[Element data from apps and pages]

------------------------------

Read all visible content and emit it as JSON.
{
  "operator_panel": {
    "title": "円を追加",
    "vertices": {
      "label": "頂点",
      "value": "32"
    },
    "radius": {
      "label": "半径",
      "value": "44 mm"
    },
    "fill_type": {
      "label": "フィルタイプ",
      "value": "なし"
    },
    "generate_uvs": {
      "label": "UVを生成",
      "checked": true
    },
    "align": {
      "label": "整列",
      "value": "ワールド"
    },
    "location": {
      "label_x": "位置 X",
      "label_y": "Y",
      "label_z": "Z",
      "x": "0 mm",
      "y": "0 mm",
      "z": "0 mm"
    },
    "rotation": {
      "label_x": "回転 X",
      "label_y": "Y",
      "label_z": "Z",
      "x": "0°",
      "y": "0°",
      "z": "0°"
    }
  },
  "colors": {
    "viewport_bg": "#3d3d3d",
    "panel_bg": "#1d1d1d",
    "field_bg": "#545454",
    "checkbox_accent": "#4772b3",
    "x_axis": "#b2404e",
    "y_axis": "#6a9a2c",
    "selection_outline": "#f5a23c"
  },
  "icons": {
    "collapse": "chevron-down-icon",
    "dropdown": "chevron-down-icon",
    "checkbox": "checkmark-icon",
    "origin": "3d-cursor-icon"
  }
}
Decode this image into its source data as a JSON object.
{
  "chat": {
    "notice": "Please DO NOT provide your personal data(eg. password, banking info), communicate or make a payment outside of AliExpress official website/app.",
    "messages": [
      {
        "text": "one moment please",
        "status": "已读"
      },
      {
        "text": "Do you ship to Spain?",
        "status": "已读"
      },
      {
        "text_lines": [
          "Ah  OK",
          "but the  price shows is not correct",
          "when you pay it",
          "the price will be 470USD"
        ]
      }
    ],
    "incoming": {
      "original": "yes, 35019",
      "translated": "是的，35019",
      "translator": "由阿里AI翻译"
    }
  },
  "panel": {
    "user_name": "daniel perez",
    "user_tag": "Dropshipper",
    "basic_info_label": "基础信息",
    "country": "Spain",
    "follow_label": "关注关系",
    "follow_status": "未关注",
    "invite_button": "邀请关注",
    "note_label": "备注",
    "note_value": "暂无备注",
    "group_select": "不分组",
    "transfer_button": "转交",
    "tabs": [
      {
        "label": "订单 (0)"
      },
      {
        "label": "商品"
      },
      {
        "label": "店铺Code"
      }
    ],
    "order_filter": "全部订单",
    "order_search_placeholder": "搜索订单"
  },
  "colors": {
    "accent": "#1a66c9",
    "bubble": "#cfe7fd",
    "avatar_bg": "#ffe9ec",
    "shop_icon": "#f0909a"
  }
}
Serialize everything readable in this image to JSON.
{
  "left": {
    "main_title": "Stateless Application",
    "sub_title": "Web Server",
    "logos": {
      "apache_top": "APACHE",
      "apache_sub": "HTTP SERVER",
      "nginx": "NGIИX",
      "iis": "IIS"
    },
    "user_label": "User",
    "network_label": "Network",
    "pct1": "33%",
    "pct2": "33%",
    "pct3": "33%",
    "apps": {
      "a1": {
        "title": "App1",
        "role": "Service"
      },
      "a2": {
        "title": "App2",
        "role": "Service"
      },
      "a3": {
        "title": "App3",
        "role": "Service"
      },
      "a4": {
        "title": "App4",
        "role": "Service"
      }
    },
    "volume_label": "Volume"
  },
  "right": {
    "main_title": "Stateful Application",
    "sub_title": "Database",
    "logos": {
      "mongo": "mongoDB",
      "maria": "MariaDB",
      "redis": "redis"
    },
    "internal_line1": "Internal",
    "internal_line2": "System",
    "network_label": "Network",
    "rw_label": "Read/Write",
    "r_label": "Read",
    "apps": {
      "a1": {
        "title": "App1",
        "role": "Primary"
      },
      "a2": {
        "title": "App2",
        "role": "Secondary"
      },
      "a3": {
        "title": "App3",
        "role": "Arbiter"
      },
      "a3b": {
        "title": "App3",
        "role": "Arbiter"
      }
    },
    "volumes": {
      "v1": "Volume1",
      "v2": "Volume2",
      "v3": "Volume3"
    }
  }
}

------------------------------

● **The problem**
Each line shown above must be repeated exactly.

● **Solved exercise**
Read all visible content and emit it as JSON.
{
  "operator_panel": {
    "title": "円を追加",
    "vertices": {
      "label": "頂点",
      "value": "32"
    },
    "radius": {
      "label": "半径",
      "value": "44 mm"
    },
    "fill_type": {
      "label": "フィルタイプ",
      "value": "なし"
    },
    "generate_uvs": {
      "label": "UVを生成",
      "checked": true
    },
    "align": {
      "label": "整列",
      "value": "ワールド"
    },
    "location": {
      "label_x": "位置 X",
      "label_y": "Y",
      "label_z": "Z",
      "x": "0 mm",
      "y": "0 mm",
      "z": "0 mm"
    },
    "rotation": {
      "label_x": "回転 X",
      "label_y": "Y",
      "label_z": "Z",
      "x": "0°",
      "y": "0°",
      "z": "0°"
    }
  },
  "colors": {
    "viewport_bg": "#3d3d3d",
    "panel_bg": "#1d1d1d",
    "field_bg": "#545454",
    "checkbox_accent": "#4772b3",
    "x_axis": "#b2404e",
    "y_axis": "#6a9a2c",
    "selection_outline": "#f5a23c"
  },
  "icons": {
    "collapse": "chevron-down-icon",
    "dropdown": "chevron-down-icon",
    "checkbox": "checkmark-icon",
    "origin": "3d-cursor-icon"
  }
}
Decode this image into its source data as a JSON object.
{
  "chat": {
    "notice": "Please DO NOT provide your personal data(eg. password, banking info), communicate or make a payment outside of AliExpress official website/app.",
    "messages": [
      {
        "text": "one moment please",
        "status": "已读"
      },
      {
        "text": "Do you ship to Spain?",
        "status": "已读"
      },
      {
        "text_lines": [
          "Ah  OK",
          "but the  price shows is not correct",
          "when you pay it",
          "the price will be 470USD"
        ]
      }
    ],
    "incoming": {
      "original": "yes, 35019",
      "translated": "是的，35019",
      "translator": "由阿里AI翻译"
    }
  },
  "panel": {
    "user_name": "daniel perez",
    "user_tag": "Dropshipper",
    "basic_info_label": "基础信息",
    "country": "Spain",
    "follow_label": "关注关系",
    "follow_status": "未关注",
    "invite_button": "邀请关注",
    "note_label": "备注",
    "note_value": "暂无备注",
    "group_select": "不分组",
    "transfer_button": "转交",
    "tabs": [
      {
        "label": "订单 (0)"
      },
      {
        "label": "商品"
      },
      {
        "label": "店铺Code"
      }
    ],
    "order_filter": "全部订单",
    "order_search_placeholder": "搜索订单"
  },
  "colors": {
    "accent": "#1a66c9",
    "bubble": "#cfe7fd",
    "avatar_bg": "#ffe9ec",
    "shop_icon": "#f0909a"
  }
}
Serialize everything readable in this image to JSON.
{
  "left": {
    "main_title": "Stateless Application",
    "sub_title": "Web Server",
    "logos": {
      "apache_top": "APACHE",
      "apache_sub": "HTTP SERVER",
      "nginx": "NGIИX",
      "iis": "IIS"
    },
    "user_label": "User",
    "network_label": "Network",
    "pct1": "33%",
    "pct2": "33%",
    "pct3": "33%",
    "apps": {
      "a1": {
        "title": "App1",
        "role": "Service"
      },
      "a2": {
        "title": "App2",
        "role": "Service"
      },
      "a3": {
        "title": "App3",
        "role": "Service"
      },
      "a4": {
        "title": "App4",
        "role": "Service"
      }
    },
    "volume_label": "Volume"
  },
  "right": {
    "main_title": "Stateful Application",
    "sub_title": "Database",
    "logos": {
      "mongo": "mongoDB",
      "maria": "MariaDB",
      "redis": "redis"
    },
    "internal_line1": "Internal",
    "internal_line2": "System",
    "network_label": "Network",
    "rw_label": "Read/Write",
    "r_label": "Read",
    "apps": {
      "a1": {
        "title": "App1",
        "role": "Primary"
      },
      "a2": {
        "title": "App2",
        "role": "Secondary"
      },
      "a3": {
        "title": "App3",
        "role": "Arbiter"
      },
      "a3b": {
        "title": "App3",
        "role": "Arbiter"
      }
    },
    "volumes": {
      "v1": "Volume1",
      "v2": "Volume2",
      "v3": "Volume3"
    }
  }
}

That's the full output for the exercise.